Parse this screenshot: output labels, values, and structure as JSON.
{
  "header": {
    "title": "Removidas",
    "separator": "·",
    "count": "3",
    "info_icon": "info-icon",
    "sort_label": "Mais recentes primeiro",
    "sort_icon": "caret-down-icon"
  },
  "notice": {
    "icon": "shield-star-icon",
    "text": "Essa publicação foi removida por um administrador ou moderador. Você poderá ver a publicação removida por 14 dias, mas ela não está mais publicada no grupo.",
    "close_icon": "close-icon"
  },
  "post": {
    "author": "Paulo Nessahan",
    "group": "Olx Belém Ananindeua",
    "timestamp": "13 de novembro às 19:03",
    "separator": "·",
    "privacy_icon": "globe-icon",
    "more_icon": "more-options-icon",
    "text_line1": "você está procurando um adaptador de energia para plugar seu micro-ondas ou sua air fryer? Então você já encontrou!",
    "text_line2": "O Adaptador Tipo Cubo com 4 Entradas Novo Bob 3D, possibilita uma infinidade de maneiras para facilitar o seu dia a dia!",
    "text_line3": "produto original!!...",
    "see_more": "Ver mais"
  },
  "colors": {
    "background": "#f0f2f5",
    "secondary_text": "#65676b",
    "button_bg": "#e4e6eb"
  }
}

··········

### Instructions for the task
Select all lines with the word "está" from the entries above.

### Finished task
    "text": "Essa publicação foi removida por um administrador ou moderador. Você poderá ver a publicação removida por 14 dias, mas ela não está mais publicada no grupo.",
    "text_line1": "você está procurando um adaptador de energia para plugar seu micro-ondas ou sua air fryer? Então você já encontrou!",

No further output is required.